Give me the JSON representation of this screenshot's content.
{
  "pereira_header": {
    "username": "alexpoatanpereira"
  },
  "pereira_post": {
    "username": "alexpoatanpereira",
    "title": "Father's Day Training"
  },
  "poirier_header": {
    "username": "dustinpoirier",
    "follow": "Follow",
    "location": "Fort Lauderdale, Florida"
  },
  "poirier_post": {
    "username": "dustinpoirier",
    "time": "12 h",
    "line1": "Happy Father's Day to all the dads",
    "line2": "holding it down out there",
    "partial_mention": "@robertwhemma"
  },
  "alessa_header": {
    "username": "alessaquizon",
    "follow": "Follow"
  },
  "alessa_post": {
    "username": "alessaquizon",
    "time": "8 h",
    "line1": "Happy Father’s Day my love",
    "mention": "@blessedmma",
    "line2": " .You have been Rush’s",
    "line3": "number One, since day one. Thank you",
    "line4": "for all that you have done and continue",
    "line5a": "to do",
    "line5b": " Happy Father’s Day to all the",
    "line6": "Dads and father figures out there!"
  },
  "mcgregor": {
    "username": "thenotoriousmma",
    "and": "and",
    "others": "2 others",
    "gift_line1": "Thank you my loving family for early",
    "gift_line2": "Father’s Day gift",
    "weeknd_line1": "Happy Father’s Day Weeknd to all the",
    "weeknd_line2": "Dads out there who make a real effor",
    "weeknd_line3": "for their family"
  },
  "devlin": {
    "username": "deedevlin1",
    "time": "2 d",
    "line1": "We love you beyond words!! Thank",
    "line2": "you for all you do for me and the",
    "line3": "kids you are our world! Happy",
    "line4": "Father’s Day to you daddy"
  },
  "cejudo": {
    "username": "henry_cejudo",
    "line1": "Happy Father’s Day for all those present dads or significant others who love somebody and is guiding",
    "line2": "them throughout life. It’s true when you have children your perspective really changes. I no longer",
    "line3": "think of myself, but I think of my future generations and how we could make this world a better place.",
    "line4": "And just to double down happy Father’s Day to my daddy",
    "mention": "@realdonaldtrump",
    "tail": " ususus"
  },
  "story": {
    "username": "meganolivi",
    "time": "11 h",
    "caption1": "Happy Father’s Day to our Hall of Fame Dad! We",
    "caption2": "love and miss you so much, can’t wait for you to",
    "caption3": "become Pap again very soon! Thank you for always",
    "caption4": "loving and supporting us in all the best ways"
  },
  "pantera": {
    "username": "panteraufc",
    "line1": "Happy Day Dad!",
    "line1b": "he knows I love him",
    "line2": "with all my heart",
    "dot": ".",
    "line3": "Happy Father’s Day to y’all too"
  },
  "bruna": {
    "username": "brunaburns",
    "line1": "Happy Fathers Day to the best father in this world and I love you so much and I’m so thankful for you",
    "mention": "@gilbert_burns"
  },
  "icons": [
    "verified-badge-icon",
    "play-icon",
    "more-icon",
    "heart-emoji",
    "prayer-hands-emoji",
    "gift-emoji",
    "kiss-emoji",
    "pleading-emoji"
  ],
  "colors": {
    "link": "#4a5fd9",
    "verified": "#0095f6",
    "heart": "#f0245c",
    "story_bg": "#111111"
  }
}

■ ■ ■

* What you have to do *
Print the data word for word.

* Solution to this exercise *
Give me the JSON representation of this screenshot's content.
{
  "pereira_header": {
    "username": "alexpoatanpereira"
  },
  "pereira_post": {
    "username": "alexpoatanpereira",
    "title": "Father's Day Training"
  },
  "poirier_header": {
    "username": "dustinpoirier",
    "follow": "Follow",
    "location": "Fort Lauderdale, Florida"
  },
  "poirier_post": {
    "username": "dustinpoirier",
    "time": "12 h",
    "line1": "Happy Father's Day to all the dads",
    "line2": "holding it down out there",
    "partial_mention": "@robertwhemma"
  },
  "alessa_header": {
    "username": "alessaquizon",
    "follow": "Follow"
  },
  "alessa_post": {
    "username": "alessaquizon",
    "time": "8 h",
    "line1": "Happy Father’s Day my love",
    "mention": "@blessedmma",
    "line2": " .You have been Rush’s",
    "line3": "number One, since day one. Thank you",
    "line4": "for all that you have done and continue",
    "line5a": "to do",
    "line5b": " Happy Father’s Day to all the",
    "line6": "Dads and father figures out there!"
  },
  "mcgregor": {
    "username": "thenotoriousmma",
    "and": "and",
    "others": "2 others",
    "gift_line1": "Thank you my loving family for early",
    "gift_line2": "Father’s Day gift",
    "weeknd_line1": "Happy Father’s Day Weeknd to all the",
    "weeknd_line2": "Dads out there who make a real effor",
    "weeknd_line3": "for their family"
  },
  "devlin": {
    "username": "deedevlin1",
    "time": "2 d",
    "line1": "We love you beyond words!! Thank",
    "line2": "you for all you do for me and the",
    "line3": "kids you are our world! Happy",
    "line4": "Father’s Day to you daddy"
  },
  "cejudo": {
    "username": "henry_cejudo",
    "line1": "Happy Father’s Day for all those present dads or significant others who love somebody and is guiding",
    "line2": "them throughout life. It’s true when you have children your perspective really changes. I no longer",
    "line3": "think of myself, but I think of my future generations and how we could make this world a better place.",
    "line4": "And just to double down happy Father’s Day to my daddy",
    "mention": "@realdonaldtrump",
    "tail": " ususus"
  },
  "story": {
    "username": "meganolivi",
    "time": "11 h",
    "caption1": "Happy Father’s Day to our Hall of Fame Dad! We",
    "caption2": "love and miss you so much, can’t wait for you to",
    "caption3": "become Pap again very soon! Thank you for always",
    "caption4": "loving and supporting us in all the best ways"
  },
  "pantera": {
    "username": "panteraufc",
    "line1": "Happy Day Dad!",
    "line1b": "he knows I love him",
    "line2": "with all my heart",
    "dot": ".",
    "line3": "Happy Father’s Day to y’all too"
  },
  "bruna": {
    "username": "brunaburns",
    "line1": "Happy Fathers Day to the best father in this world and I love you so much and I’m so thankful for you",
    "mention": "@gilbert_burns"
  },
  "icons": [
    "verified-badge-icon",
    "play-icon",
    "more-icon",
    "heart-emoji",
    "prayer-hands-emoji",
    "gift-emoji",
    "kiss-emoji",
    "pleading-emoji"
  ],
  "colors": {
    "link": "#4a5fd9",
    "verified": "#0095f6",
    "heart": "#f0245c",
    "story_bg": "#111111"
  }
}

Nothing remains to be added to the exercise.